— On Sept. 29 from 10 a.m. to 2 p.m., the Drug Enforcement Administration ( DEA) will hold their fifth Prescription Drug Take-Back Day.

It is a national program that takes place every six months that gives the public an opportunity to prevent pill abuse and theft, by ridding their homes of potentially dangerous expired, unused and unwanted prescription drugs.

"The program has been very successful," says Sgt. Paul Cavallaro of Pennsylvania State Police Honesdale. "It is a free and anonymous service."

PSP Honesdale Barracks is one of the collection sites for the take-back initiative.

During the last take-back day, Americans turned in 552,161 pounds (276 tons) of prescription drugs at over 5,000 sites operated by DEA and nearly 4,300 state and local law enforcement partners. To date, the program has brought in 1.5 million (nearly 775 tons) of pills.

"The program is well received by the public," says James Hischar, Diversion Investigator for DEA. "The main goal is to keep these prescription drugs from children and prevent abuse. Abuse of pharmaceuticals has succeeded that of heroine and cocaine combined. Prescription drugs such as oxycotton, oxycodone and vicoden have similar qualities and effects as heroine."

According to a release regarding the program, studies show that a majority of abused prescription drugs are obtained from family and friends, including from the home medicine cabinet.

Flushing them down the toilet or throwing them in the trash both pose potential safety and health hazards.

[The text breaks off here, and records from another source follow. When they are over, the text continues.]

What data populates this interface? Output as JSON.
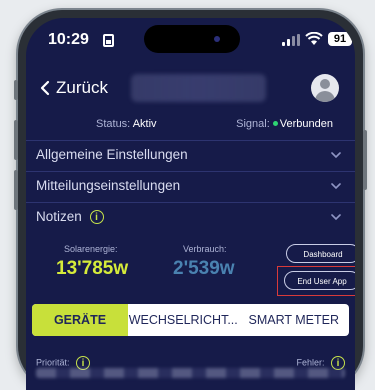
{
  "status_bar": {
    "time": "10:29",
    "battery": "91"
  },
  "nav": {
    "back_label": "Zurück"
  },
  "status": {
    "status_label": "Status:",
    "status_value": "Aktiv",
    "signal_label": "Signal:",
    "signal_value": "Verbunden"
  },
  "sections": [
    {
      "label": "Allgemeine Einstellungen"
    },
    {
      "label": "Mitteilungseinstellungen"
    },
    {
      "label": "Notizen"
    }
  ],
  "metrics": {
    "solar_label": "Solarenergie:",
    "solar_value": "13'785w",
    "consumption_label": "Verbrauch:",
    "consumption_value": "2'539w"
  },
  "buttons": {
    "dashboard": "Dashboard",
    "end_user_app": "End User App"
  },
  "tabs": [
    {
      "label": "GERÄTE",
      "active": true
    },
    {
      "label": "WECHSELRICHT...",
      "active": false
    },
    {
      "label": "SMART METER",
      "active": false
    }
  ],
  "footer": {
    "priority_label": "Priorität:",
    "error_label": "Fehler:"
  },
  "colors": {
    "background": "#161b49",
    "accent": "#c8e03a",
    "solar_value": "#d6ec3a",
    "consumption_value": "#4a82b0",
    "connected": "#2ed573",
    "highlight": "#d83a3a"
  },
  "icons": [
    "chevron-left-icon",
    "avatar-icon",
    "chevron-down-icon",
    "info-icon",
    "signal-icon",
    "wifi-icon",
    "battery-icon",
    "sim-icon"
  ]
}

The collected medications are delivered to entities authorized by the Attorney General, and are disposed of.

Local collection sites are the American Legion in Forest City, the Forest City Police Department, PSP Honesdale, PSP Dunmore, Giant Market in Dickson City, Pennridge Regional Police Department in South Sterling, Moscow Borough Municipal Building, PSP Blooming Grove in Hawley, Scranton Police Department, Duryea Borough Building, PSP Gibson Barracks in New Milford and PSP Wyoming.

For more information or to find other locations collecting unwanted prescription drugs, visit www.dea.gov.